The regional parliament voted in October to extend its term and reschedule the vote amid disagreements between the Kurdistan Democratic Party (KDP) and the Patriotic Union of Kurdistan (PUK) over electoral constituency boundaries.
"18 November has been set as the date for the elections" to the 111-seat legislature, Dilshad Shihab, spokesman for the regional presidency announced on 26 March.
The election bureaus of the two parties held several meetings in the past weeks and reached to major understanding on how to amend the region's elections law and reauthorise the region's elections commission to conduct the elections. However, both parties failed to reach any progress over the electoral constituency boundaries of the minorities. Thus, they have asked the United Nations Assistance Mission for Iraq (UNAMI) to mediate between them to reach a consensus.
"We are in touch with the parties to provide, at their request, options for the way forward. We provided options last week. It is for the parties to consider these options," a UNAMI spokesperson told The New Arab via email, refusing to be named.
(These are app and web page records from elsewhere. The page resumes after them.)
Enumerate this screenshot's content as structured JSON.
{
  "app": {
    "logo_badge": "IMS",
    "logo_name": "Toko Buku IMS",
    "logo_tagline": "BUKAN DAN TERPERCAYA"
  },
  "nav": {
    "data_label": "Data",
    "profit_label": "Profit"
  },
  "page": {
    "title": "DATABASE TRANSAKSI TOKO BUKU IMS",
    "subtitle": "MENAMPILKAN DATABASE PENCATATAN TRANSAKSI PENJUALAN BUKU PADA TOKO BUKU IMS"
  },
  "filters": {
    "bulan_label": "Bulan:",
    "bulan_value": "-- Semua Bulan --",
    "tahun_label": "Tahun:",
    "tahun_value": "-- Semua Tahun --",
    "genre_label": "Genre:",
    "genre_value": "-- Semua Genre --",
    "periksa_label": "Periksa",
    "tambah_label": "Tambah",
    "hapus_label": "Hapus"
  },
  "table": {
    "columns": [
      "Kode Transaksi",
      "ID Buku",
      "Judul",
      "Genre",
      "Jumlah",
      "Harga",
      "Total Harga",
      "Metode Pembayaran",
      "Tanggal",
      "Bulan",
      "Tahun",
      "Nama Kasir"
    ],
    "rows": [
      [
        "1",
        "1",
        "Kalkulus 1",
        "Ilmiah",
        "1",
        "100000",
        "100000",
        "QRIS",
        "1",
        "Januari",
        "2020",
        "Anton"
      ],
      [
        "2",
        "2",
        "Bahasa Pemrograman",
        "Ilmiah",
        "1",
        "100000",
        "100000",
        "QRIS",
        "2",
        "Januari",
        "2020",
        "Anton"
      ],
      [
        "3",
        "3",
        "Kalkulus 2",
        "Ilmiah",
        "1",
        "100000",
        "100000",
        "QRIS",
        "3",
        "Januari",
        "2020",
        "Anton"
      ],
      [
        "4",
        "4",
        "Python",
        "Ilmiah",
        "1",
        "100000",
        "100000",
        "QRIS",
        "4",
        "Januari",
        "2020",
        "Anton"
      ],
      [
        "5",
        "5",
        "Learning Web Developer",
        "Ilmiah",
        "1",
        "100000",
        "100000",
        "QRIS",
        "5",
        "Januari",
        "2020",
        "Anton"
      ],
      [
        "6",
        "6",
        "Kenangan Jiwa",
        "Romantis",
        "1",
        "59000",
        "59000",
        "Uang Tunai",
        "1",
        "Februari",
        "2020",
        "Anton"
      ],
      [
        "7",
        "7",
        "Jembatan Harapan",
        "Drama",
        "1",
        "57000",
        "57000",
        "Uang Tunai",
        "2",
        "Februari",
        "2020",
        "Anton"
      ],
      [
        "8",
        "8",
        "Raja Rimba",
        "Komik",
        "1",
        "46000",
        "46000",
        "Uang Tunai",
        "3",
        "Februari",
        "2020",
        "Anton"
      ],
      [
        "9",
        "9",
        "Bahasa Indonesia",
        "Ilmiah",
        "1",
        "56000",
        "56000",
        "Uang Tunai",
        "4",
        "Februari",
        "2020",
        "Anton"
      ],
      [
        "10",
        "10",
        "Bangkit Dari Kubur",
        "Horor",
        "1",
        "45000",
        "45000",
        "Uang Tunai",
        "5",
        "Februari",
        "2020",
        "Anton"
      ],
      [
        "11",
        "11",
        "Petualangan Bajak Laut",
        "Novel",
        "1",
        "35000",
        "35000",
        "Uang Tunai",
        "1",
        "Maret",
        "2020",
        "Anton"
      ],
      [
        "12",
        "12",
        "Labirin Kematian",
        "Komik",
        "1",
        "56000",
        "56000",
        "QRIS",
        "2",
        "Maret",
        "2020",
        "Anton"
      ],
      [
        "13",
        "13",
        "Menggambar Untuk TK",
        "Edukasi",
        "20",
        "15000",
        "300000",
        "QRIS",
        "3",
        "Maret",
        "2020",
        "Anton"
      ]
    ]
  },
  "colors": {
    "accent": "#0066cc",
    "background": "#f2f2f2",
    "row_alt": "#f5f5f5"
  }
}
According to a well-informed source within one of the Kurdish ruling parties in the Kurdistan Regional Government (KRG), one of the suggestions by UNAMI is that out of the 11 seats allocated for the minorities in the Kurdish parliament, two seats to be allocated for Sulaimaniyah province - one for the Christians and the other for the Turkmens.
The KDP is often accused of manipulating the minorities' quota through a carrot-and-stick policy. In all the past elections held in the region, all 11 seats were allocated for Erbil province, while there are minority populations in other Kurdish provinces.
"The PUK has asked that four seats should be allocated for the minorities in Sulaymaniyah and Garmiyan areas," the source added.
The two parties stalled all discussions on the issue due to the recent tensions in the aftermath of a Turkish drone attack on Sulaimaniayh airport last week. The airstrike targeted Mazloum Abdi, a Kurdish commander of the Syrian Democratic Forces (SDF), but he survived.
The two parties threw accusations at each other, with each claiming the other was providing information to Turkey to target Abdi.
"We would like to reiterate that it is imperative to conduct the long-delayed elections, and UNAMI stands ready to provide further advice and technical support if requested by the parties," the spokesman added.
KDP controls the regional government in Erbil and has 45 seats in the current assembly.
Together with the 21-seat PUK, which has produced all Iraqi presidents since Saddam Hussein's fall in 2003, the two parties dominate politics in Iraqi Kurdistan.
The regional parliament not only votes on legislation in the autonomous territory but also approves Kurdistan government appointments, including the prime minister.
The parliament has extended its term several times in recent decades over such disputes, and in the 1990s due to fighting between two rival clans, the KDP-affiliated Barzanis and the PUK-affiliated Talabanis.